Count lines, not occurrences: report how many lines in the records hold the string "JSON", and nothing else.

## DATASET CONTENT
──────────
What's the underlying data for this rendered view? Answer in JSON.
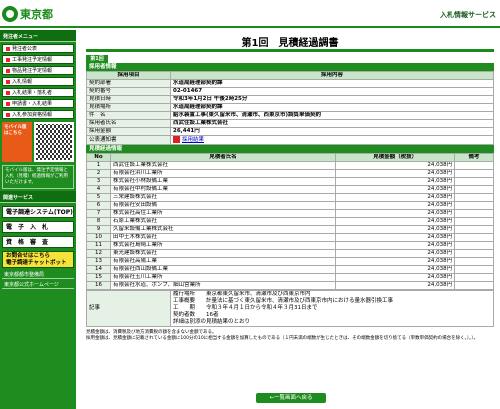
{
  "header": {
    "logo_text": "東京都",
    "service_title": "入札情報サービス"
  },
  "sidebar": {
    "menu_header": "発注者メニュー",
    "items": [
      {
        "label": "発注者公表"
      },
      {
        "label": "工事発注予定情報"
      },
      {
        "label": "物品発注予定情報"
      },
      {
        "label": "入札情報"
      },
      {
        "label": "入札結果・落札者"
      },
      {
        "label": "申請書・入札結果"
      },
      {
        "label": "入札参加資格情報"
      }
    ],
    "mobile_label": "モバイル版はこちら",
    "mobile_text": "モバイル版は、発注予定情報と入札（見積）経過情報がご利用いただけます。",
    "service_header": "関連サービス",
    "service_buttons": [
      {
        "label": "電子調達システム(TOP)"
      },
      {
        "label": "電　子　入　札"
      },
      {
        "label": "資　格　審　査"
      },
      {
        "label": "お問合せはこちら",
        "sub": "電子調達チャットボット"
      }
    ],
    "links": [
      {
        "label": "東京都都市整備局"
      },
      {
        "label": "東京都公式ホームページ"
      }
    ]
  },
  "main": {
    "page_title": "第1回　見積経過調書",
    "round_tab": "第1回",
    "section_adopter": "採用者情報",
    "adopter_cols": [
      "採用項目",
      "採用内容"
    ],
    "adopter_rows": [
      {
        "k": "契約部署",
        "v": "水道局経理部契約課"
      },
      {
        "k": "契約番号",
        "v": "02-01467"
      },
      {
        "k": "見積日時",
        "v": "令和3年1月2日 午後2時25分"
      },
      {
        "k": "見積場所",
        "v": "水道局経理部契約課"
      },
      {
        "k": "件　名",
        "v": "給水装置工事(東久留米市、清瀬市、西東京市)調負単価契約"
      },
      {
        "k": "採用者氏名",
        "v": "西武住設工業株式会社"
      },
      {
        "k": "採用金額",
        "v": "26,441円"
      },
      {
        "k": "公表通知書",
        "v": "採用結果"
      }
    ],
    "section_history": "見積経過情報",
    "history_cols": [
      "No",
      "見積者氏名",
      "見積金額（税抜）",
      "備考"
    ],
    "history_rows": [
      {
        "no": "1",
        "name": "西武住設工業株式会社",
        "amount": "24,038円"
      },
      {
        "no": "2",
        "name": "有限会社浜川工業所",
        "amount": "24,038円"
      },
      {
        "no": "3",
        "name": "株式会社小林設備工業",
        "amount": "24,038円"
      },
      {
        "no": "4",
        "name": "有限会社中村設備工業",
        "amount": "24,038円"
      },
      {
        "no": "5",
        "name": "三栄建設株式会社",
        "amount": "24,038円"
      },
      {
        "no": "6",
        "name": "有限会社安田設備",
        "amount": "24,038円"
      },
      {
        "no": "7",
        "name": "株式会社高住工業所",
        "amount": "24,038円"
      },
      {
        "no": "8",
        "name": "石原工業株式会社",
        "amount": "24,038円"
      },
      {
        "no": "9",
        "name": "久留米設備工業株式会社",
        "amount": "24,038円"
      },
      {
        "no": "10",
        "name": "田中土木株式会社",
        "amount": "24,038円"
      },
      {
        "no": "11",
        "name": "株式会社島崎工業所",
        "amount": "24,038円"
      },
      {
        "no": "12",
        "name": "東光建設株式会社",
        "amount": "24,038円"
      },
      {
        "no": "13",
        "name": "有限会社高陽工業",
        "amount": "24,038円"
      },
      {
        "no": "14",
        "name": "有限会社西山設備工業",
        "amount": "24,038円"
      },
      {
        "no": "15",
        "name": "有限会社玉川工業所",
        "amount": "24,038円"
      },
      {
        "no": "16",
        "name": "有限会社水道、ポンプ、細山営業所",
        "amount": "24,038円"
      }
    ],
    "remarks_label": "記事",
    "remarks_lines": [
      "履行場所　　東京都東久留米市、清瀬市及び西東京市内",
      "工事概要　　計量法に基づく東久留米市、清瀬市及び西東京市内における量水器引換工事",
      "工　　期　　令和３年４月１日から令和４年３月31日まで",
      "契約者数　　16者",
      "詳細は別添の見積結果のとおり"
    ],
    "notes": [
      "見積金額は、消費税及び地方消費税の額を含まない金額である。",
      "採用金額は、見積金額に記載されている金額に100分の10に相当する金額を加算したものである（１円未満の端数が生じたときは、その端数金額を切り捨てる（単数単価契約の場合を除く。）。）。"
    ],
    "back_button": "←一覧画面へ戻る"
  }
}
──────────
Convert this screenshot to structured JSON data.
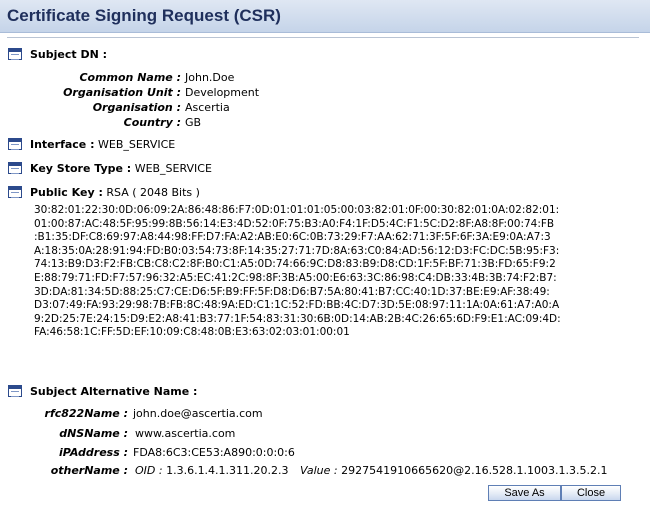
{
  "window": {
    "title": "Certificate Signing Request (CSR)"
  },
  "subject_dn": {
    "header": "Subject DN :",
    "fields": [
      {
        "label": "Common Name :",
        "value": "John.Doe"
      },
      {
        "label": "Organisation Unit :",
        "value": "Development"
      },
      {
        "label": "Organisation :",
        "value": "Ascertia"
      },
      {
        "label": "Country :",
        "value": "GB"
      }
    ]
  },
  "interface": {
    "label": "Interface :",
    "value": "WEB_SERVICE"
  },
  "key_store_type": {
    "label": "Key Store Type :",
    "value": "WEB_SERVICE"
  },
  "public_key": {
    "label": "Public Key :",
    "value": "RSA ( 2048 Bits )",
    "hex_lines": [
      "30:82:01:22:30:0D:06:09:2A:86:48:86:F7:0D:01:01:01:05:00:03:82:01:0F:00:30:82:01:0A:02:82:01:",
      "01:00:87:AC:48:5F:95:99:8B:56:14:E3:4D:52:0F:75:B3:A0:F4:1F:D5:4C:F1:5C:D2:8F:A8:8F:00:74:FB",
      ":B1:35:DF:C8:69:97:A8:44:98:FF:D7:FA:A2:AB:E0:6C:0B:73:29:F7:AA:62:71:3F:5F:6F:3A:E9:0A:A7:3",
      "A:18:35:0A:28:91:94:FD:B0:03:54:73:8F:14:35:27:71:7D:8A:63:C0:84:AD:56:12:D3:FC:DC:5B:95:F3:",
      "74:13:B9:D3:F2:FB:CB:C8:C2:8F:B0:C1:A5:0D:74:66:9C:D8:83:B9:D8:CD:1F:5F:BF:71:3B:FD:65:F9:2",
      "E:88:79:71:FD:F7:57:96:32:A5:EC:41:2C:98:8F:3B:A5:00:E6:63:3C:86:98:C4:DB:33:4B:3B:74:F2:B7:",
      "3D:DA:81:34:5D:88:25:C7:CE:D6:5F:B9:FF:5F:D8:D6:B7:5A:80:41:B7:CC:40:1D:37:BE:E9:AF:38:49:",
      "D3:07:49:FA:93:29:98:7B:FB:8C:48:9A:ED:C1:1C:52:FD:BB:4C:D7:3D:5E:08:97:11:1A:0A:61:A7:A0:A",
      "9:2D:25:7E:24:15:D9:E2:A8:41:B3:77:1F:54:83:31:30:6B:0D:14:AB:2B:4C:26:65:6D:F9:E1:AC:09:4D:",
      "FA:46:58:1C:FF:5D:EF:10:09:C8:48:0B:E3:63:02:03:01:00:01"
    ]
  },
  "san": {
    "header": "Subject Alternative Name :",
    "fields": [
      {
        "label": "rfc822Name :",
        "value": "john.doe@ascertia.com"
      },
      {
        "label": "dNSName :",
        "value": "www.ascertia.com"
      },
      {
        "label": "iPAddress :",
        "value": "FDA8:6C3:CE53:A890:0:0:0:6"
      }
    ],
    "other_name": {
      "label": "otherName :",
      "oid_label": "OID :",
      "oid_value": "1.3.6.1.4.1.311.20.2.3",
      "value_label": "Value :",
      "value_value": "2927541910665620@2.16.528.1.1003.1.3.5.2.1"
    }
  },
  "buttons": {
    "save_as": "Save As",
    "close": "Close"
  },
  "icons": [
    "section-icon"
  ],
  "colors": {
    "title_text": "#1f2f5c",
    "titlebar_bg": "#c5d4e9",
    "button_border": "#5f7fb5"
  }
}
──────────
## WRITTEN REPLY
2